**LISTED ENTRIES**:
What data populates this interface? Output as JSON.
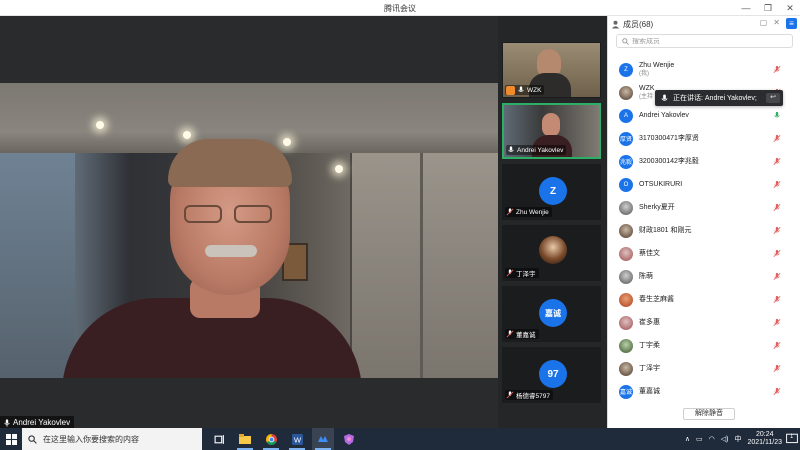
{
  "window": {
    "title": "腾讯会议",
    "controls": [
      "—",
      "❐",
      "✕"
    ]
  },
  "main_video": {
    "speaker_name": "Andrei Yakovlev"
  },
  "thumbnails": [
    {
      "name": "WZK",
      "type": "video",
      "host": true
    },
    {
      "name": "Andrei Yakovlev",
      "type": "video",
      "active": true
    },
    {
      "name": "Zhu Wenjie",
      "type": "avatar",
      "avatar_text": "Z"
    },
    {
      "name": "丁泽宇",
      "type": "photo"
    },
    {
      "name": "董嘉诚",
      "type": "avatar",
      "avatar_text": "嘉诚"
    },
    {
      "name": "杨德睿5797",
      "type": "avatar",
      "avatar_text": "97"
    }
  ],
  "members": {
    "title": "成员(68)",
    "search_placeholder": "搜索成员",
    "speaking_toast": "正在讲话: Andrei Yakovlev;",
    "list": [
      {
        "name": "Zhu Wenjie",
        "sub": "(我)",
        "avatar_text": "Z",
        "mic": "muted"
      },
      {
        "name": "WZK",
        "sub": "(主持",
        "avatar_text": "",
        "avatar_style": "img",
        "mic": "muted"
      },
      {
        "name": "Andrei Yakovlev",
        "sub": "",
        "avatar_text": "A",
        "mic": "on"
      },
      {
        "name": "3170300471李厚贤",
        "sub": "",
        "avatar_text": "厚贤",
        "mic": "muted"
      },
      {
        "name": "3200300142李兆毅",
        "sub": "",
        "avatar_text": "兆毅",
        "mic": "muted"
      },
      {
        "name": "OTSUKIRURI",
        "sub": "",
        "avatar_text": "O",
        "mic": "muted"
      },
      {
        "name": "Sherky夏开",
        "sub": "",
        "avatar_text": "",
        "avatar_style": "img5",
        "mic": "muted"
      },
      {
        "name": "财政1801 和刚元",
        "sub": "",
        "avatar_text": "",
        "avatar_style": "img",
        "mic": "muted"
      },
      {
        "name": "蔡佳文",
        "sub": "",
        "avatar_text": "",
        "avatar_style": "img2",
        "mic": "muted"
      },
      {
        "name": "陈萌",
        "sub": "",
        "avatar_text": "",
        "avatar_style": "img5",
        "mic": "muted"
      },
      {
        "name": "春生芝麻酱",
        "sub": "",
        "avatar_text": "",
        "avatar_style": "img4",
        "mic": "muted"
      },
      {
        "name": "崔多惠",
        "sub": "",
        "avatar_text": "",
        "avatar_style": "img2",
        "mic": "muted"
      },
      {
        "name": "丁宇柔",
        "sub": "",
        "avatar_text": "",
        "avatar_style": "img3",
        "mic": "muted"
      },
      {
        "name": "丁泽宇",
        "sub": "",
        "avatar_text": "",
        "avatar_style": "img",
        "mic": "muted"
      },
      {
        "name": "董嘉诚",
        "sub": "",
        "avatar_text": "嘉诚",
        "mic": "muted"
      }
    ],
    "unmute_all_label": "解除静音"
  },
  "taskbar": {
    "search_placeholder": "在这里输入你要搜索的内容",
    "time": "20:24",
    "date": "2021/11/23",
    "ime": "中",
    "notification_count": "1"
  },
  "colors": {
    "accent": "#1a73e8",
    "active_border": "#2cae66",
    "muted_mic": "#e06060",
    "taskbar": "#1f2a3a"
  }
}
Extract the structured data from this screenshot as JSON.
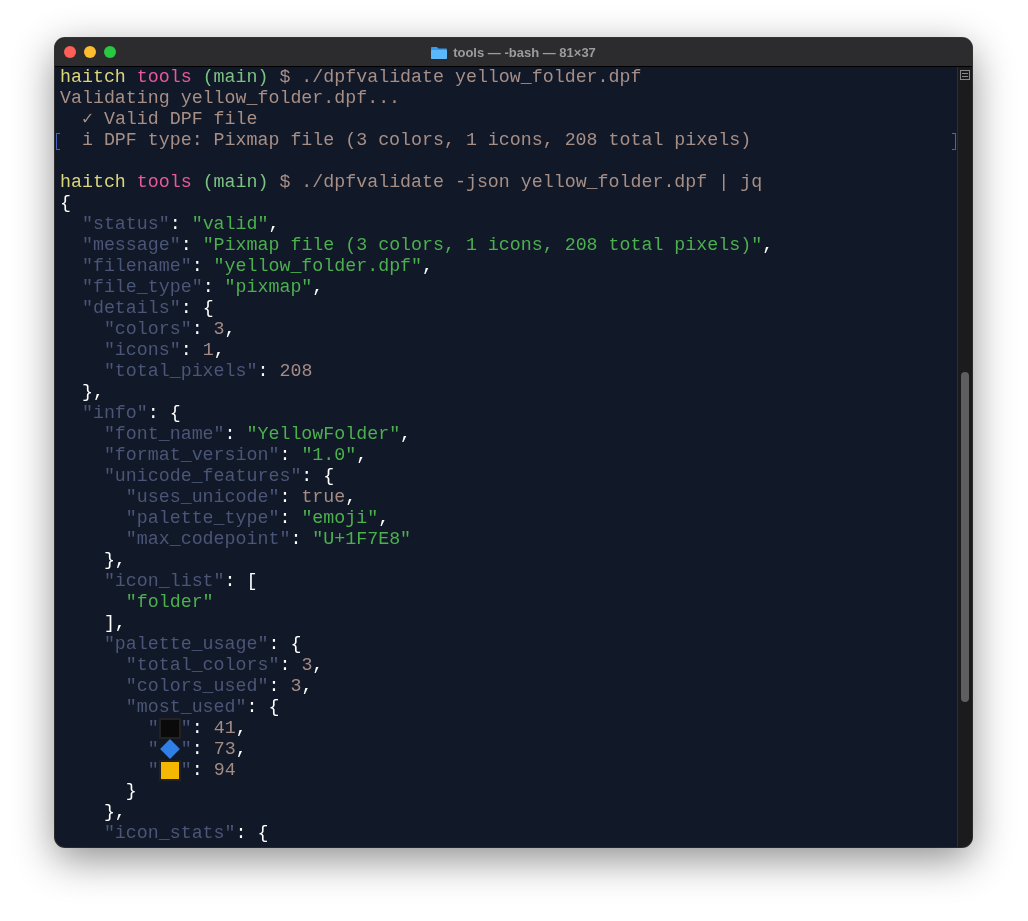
{
  "window": {
    "title": "tools — -bash — 81×37"
  },
  "lines": [
    {
      "marked": false,
      "segments": [
        {
          "kind": "user",
          "text": "haitch"
        },
        {
          "kind": "dir",
          "text": " tools"
        },
        {
          "kind": "branch",
          "text": " (main)"
        },
        {
          "kind": "command",
          "text": " $ ./dpfvalidate yellow_folder.dpf"
        }
      ]
    },
    {
      "marked": false,
      "segments": [
        {
          "kind": "output",
          "text": "Validating yellow_folder.dpf..."
        }
      ]
    },
    {
      "marked": false,
      "segments": [
        {
          "kind": "output",
          "text": "  ✓ Valid DPF file"
        }
      ]
    },
    {
      "marked": true,
      "segments": [
        {
          "kind": "output",
          "text": "  i DPF type: Pixmap file (3 colors, 1 icons, 208 total pixels)"
        }
      ]
    },
    {
      "marked": false
    },
    {
      "marked": false,
      "segments": [
        {
          "kind": "user",
          "text": "haitch"
        },
        {
          "kind": "dir",
          "text": " tools"
        },
        {
          "kind": "branch",
          "text": " (main)"
        },
        {
          "kind": "command",
          "text": " $ ./dpfvalidate -json yellow_folder.dpf | jq"
        }
      ]
    },
    {
      "marked": false,
      "segments": [
        {
          "kind": "punct",
          "text": "{"
        }
      ]
    },
    {
      "marked": false,
      "segments": [
        {
          "kind": "key",
          "text": "  \"status\""
        },
        {
          "kind": "punct",
          "text": ": "
        },
        {
          "kind": "string",
          "text": "\"valid\""
        },
        {
          "kind": "punct",
          "text": ","
        }
      ]
    },
    {
      "marked": false,
      "segments": [
        {
          "kind": "key",
          "text": "  \"message\""
        },
        {
          "kind": "punct",
          "text": ": "
        },
        {
          "kind": "string",
          "text": "\"Pixmap file (3 colors, 1 icons, 208 total pixels)\""
        },
        {
          "kind": "punct",
          "text": ","
        }
      ]
    },
    {
      "marked": false,
      "segments": [
        {
          "kind": "key",
          "text": "  \"filename\""
        },
        {
          "kind": "punct",
          "text": ": "
        },
        {
          "kind": "string",
          "text": "\"yellow_folder.dpf\""
        },
        {
          "kind": "punct",
          "text": ","
        }
      ]
    },
    {
      "marked": false,
      "segments": [
        {
          "kind": "key",
          "text": "  \"file_type\""
        },
        {
          "kind": "punct",
          "text": ": "
        },
        {
          "kind": "string",
          "text": "\"pixmap\""
        },
        {
          "kind": "punct",
          "text": ","
        }
      ]
    },
    {
      "marked": false,
      "segments": [
        {
          "kind": "key",
          "text": "  \"details\""
        },
        {
          "kind": "punct",
          "text": ": {"
        }
      ]
    },
    {
      "marked": false,
      "segments": [
        {
          "kind": "key",
          "text": "    \"colors\""
        },
        {
          "kind": "punct",
          "text": ": "
        },
        {
          "kind": "number",
          "text": "3"
        },
        {
          "kind": "punct",
          "text": ","
        }
      ]
    },
    {
      "marked": false,
      "segments": [
        {
          "kind": "key",
          "text": "    \"icons\""
        },
        {
          "kind": "punct",
          "text": ": "
        },
        {
          "kind": "number",
          "text": "1"
        },
        {
          "kind": "punct",
          "text": ","
        }
      ]
    },
    {
      "marked": false,
      "segments": [
        {
          "kind": "key",
          "text": "    \"total_pixels\""
        },
        {
          "kind": "punct",
          "text": ": "
        },
        {
          "kind": "number",
          "text": "208"
        }
      ]
    },
    {
      "marked": false,
      "segments": [
        {
          "kind": "punct",
          "text": "  },"
        }
      ]
    },
    {
      "marked": false,
      "segments": [
        {
          "kind": "key",
          "text": "  \"info\""
        },
        {
          "kind": "punct",
          "text": ": {"
        }
      ]
    },
    {
      "marked": false,
      "segments": [
        {
          "kind": "key",
          "text": "    \"font_name\""
        },
        {
          "kind": "punct",
          "text": ": "
        },
        {
          "kind": "string",
          "text": "\"YellowFolder\""
        },
        {
          "kind": "punct",
          "text": ","
        }
      ]
    },
    {
      "marked": false,
      "segments": [
        {
          "kind": "key",
          "text": "    \"format_version\""
        },
        {
          "kind": "punct",
          "text": ": "
        },
        {
          "kind": "string",
          "text": "\"1.0\""
        },
        {
          "kind": "punct",
          "text": ","
        }
      ]
    },
    {
      "marked": false,
      "segments": [
        {
          "kind": "key",
          "text": "    \"unicode_features\""
        },
        {
          "kind": "punct",
          "text": ": {"
        }
      ]
    },
    {
      "marked": false,
      "segments": [
        {
          "kind": "key",
          "text": "      \"uses_unicode\""
        },
        {
          "kind": "punct",
          "text": ": "
        },
        {
          "kind": "number",
          "text": "true"
        },
        {
          "kind": "punct",
          "text": ","
        }
      ]
    },
    {
      "marked": false,
      "segments": [
        {
          "kind": "key",
          "text": "      \"palette_type\""
        },
        {
          "kind": "punct",
          "text": ": "
        },
        {
          "kind": "string",
          "text": "\"emoji\""
        },
        {
          "kind": "punct",
          "text": ","
        }
      ]
    },
    {
      "marked": false,
      "segments": [
        {
          "kind": "key",
          "text": "      \"max_codepoint\""
        },
        {
          "kind": "punct",
          "text": ": "
        },
        {
          "kind": "string",
          "text": "\"U+1F7E8\""
        }
      ]
    },
    {
      "marked": false,
      "segments": [
        {
          "kind": "punct",
          "text": "    },"
        }
      ]
    },
    {
      "marked": false,
      "segments": [
        {
          "kind": "key",
          "text": "    \"icon_list\""
        },
        {
          "kind": "punct",
          "text": ": ["
        }
      ]
    },
    {
      "marked": false,
      "segments": [
        {
          "kind": "string",
          "text": "      \"folder\""
        }
      ]
    },
    {
      "marked": false,
      "segments": [
        {
          "kind": "punct",
          "text": "    ],"
        }
      ]
    },
    {
      "marked": false,
      "segments": [
        {
          "kind": "key",
          "text": "    \"palette_usage\""
        },
        {
          "kind": "punct",
          "text": ": {"
        }
      ]
    },
    {
      "marked": false,
      "segments": [
        {
          "kind": "key",
          "text": "      \"total_colors\""
        },
        {
          "kind": "punct",
          "text": ": "
        },
        {
          "kind": "number",
          "text": "3"
        },
        {
          "kind": "punct",
          "text": ","
        }
      ]
    },
    {
      "marked": false,
      "segments": [
        {
          "kind": "key",
          "text": "      \"colors_used\""
        },
        {
          "kind": "punct",
          "text": ": "
        },
        {
          "kind": "number",
          "text": "3"
        },
        {
          "kind": "punct",
          "text": ","
        }
      ]
    },
    {
      "marked": false,
      "segments": [
        {
          "kind": "key",
          "text": "      \"most_used\""
        },
        {
          "kind": "punct",
          "text": ": {"
        }
      ]
    },
    {
      "marked": false,
      "segments": [
        {
          "kind": "key",
          "text": "        \""
        },
        {
          "kind": "square",
          "color": "#0a0a0a"
        },
        {
          "kind": "key",
          "text": "\""
        },
        {
          "kind": "punct",
          "text": ": "
        },
        {
          "kind": "number",
          "text": "41"
        },
        {
          "kind": "punct",
          "text": ","
        }
      ]
    },
    {
      "marked": false,
      "segments": [
        {
          "kind": "key",
          "text": "        \""
        },
        {
          "kind": "diamond",
          "color": "#2f7fe6"
        },
        {
          "kind": "key",
          "text": "\""
        },
        {
          "kind": "punct",
          "text": ": "
        },
        {
          "kind": "number",
          "text": "73"
        },
        {
          "kind": "punct",
          "text": ","
        }
      ]
    },
    {
      "marked": false,
      "segments": [
        {
          "kind": "key",
          "text": "        \""
        },
        {
          "kind": "square",
          "color": "#f5b800"
        },
        {
          "kind": "key",
          "text": "\""
        },
        {
          "kind": "punct",
          "text": ": "
        },
        {
          "kind": "number",
          "text": "94"
        }
      ]
    },
    {
      "marked": false,
      "segments": [
        {
          "kind": "punct",
          "text": "      }"
        }
      ]
    },
    {
      "marked": false,
      "segments": [
        {
          "kind": "punct",
          "text": "    },"
        }
      ]
    },
    {
      "marked": false,
      "segments": [
        {
          "kind": "key",
          "text": "    \"icon_stats\""
        },
        {
          "kind": "punct",
          "text": ": {"
        }
      ]
    }
  ]
}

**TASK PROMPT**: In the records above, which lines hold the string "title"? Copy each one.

**YOUR RESPONSE**:
    "title": "腾讯会议",
    "title": "成员(68)",
    "title": "tools — -bash — 81×37"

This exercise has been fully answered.